Exercise:
For each record below, retype the text exactly and omit any image.

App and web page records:
>>>
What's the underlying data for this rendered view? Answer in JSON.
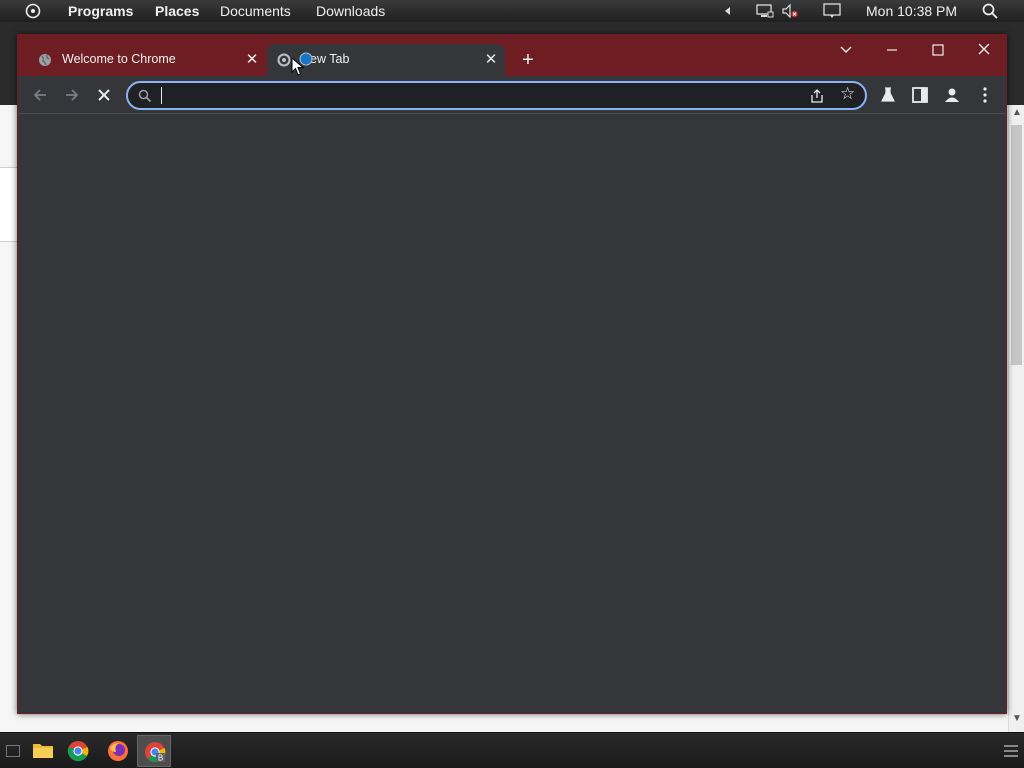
{
  "topbar": {
    "menus": [
      "Programs",
      "Places",
      "Documents",
      "Downloads"
    ],
    "clock": "Mon 10:38 PM"
  },
  "browser": {
    "tabs": [
      {
        "title": "Welcome to Chrome",
        "icon": "globe-icon",
        "active": false
      },
      {
        "title": "New Tab",
        "icon": "loading-icon",
        "active": true
      }
    ],
    "omnibox": {
      "value": "",
      "placeholder": ""
    },
    "colors": {
      "frame": "#6e1d22",
      "toolbar": "#35363a",
      "focus_ring": "#8ab4f8"
    }
  },
  "taskbar": {
    "apps": [
      "file-manager-icon",
      "chrome-icon",
      "firefox-icon",
      "chrome-beta-icon"
    ],
    "active_app": "chrome-beta-icon"
  }
}
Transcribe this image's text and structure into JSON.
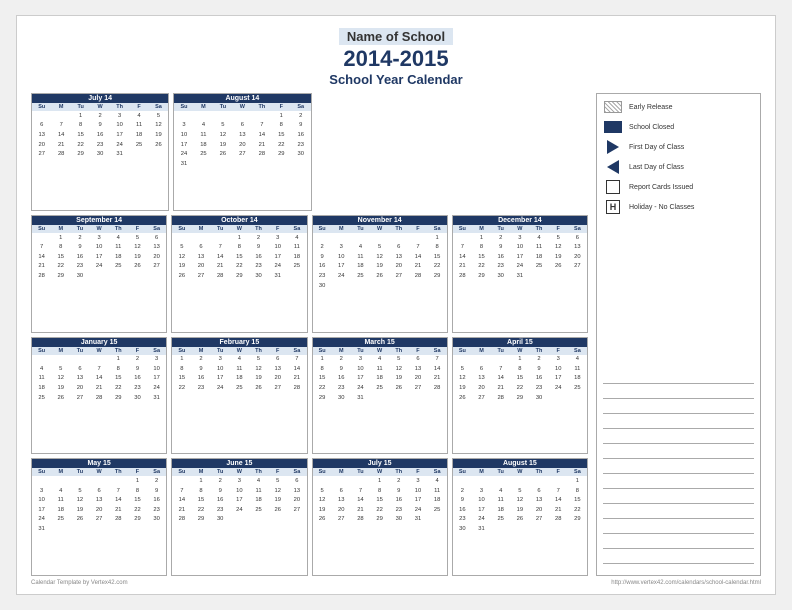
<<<
Solution to this problem:
What's the underlying data for this rendered view? Answer in JSON.
{
  "topbar": {
    "menus": [
      "Programs",
      "Places",
      "Documents",
      "Downloads"
    ],
    "clock": "Mon 10:38 PM"
  },
  "browser": {
    "tabs": [
      {
        "title": "Welcome to Chrome",
        "icon": "globe-icon",
        "active": false
      },
      {
        "title": "New Tab",
        "icon": "loading-icon",
        "active": true
      }
    ],
    "omnibox": {
      "value": "",
      "placeholder": ""
    },
    "colors": {
      "frame": "#6e1d22",
      "toolbar": "#35363a",
      "focus_ring": "#8ab4f8"
    }
  },
  "taskbar": {
    "apps": [
      "file-manager-icon",
      "chrome-icon",
      "firefox-icon",
      "chrome-beta-icon"
    ],
    "active_app": "chrome-beta-icon"
  }
}
Transcribe this image's text and structure into JSON.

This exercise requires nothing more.